• [What you will do]
All lines of the records below that contain the word "title" must be listed.

*** Supplied entries ***

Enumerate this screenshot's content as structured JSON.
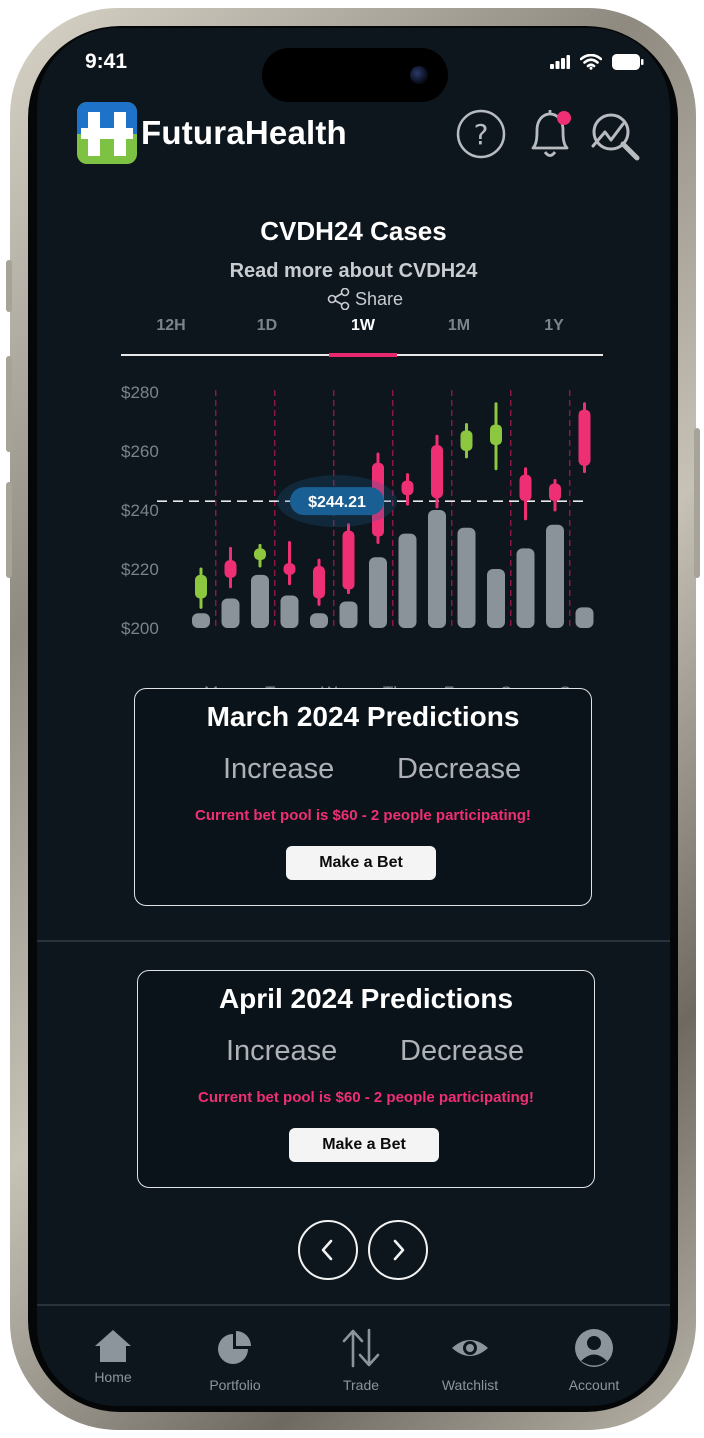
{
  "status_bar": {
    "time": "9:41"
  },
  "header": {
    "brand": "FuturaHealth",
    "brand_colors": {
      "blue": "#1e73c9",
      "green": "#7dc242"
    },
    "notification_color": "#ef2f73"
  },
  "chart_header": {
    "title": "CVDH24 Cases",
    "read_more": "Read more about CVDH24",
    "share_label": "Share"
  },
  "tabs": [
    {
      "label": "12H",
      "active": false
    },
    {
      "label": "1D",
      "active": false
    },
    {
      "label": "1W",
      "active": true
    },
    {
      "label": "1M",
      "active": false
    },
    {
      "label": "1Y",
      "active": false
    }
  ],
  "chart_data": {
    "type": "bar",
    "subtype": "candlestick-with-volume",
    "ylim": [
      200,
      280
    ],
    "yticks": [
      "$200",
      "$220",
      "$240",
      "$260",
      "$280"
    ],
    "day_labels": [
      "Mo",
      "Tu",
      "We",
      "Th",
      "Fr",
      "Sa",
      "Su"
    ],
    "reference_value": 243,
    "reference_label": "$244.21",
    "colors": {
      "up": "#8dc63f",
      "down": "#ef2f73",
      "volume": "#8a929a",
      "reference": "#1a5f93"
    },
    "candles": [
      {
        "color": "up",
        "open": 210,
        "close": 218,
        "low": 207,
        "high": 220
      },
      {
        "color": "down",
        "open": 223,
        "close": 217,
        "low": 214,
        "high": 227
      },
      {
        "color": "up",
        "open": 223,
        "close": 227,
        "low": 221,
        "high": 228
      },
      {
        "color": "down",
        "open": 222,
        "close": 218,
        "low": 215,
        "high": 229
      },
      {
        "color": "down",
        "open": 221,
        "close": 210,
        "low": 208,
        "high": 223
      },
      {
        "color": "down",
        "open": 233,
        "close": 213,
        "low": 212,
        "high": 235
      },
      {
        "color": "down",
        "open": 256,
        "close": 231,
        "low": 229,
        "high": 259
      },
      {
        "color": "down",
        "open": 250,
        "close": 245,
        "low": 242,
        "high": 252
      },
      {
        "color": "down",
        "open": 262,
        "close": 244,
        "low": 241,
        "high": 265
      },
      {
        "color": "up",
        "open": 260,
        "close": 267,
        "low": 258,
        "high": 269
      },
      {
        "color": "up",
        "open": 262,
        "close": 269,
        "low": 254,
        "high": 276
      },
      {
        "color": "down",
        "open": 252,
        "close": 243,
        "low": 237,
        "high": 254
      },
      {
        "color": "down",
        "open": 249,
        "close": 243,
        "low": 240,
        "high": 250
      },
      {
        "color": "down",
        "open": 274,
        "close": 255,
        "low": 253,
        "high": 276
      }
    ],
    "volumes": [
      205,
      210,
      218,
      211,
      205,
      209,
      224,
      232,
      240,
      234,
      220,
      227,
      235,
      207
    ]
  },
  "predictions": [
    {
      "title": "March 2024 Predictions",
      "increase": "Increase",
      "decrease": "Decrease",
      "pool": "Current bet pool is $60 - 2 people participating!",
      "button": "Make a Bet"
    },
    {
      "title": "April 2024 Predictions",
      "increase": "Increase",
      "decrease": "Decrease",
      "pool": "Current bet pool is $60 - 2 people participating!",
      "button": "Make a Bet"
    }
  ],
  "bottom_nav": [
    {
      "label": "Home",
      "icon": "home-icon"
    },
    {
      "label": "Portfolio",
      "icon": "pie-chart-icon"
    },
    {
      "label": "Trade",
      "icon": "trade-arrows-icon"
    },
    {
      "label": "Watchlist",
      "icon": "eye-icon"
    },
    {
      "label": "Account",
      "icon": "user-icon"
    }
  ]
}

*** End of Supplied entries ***

• [Solved exercise]
    "title": "CVDH24 Cases",
      "title": "March 2024 Predictions",
      "title": "April 2024 Predictions",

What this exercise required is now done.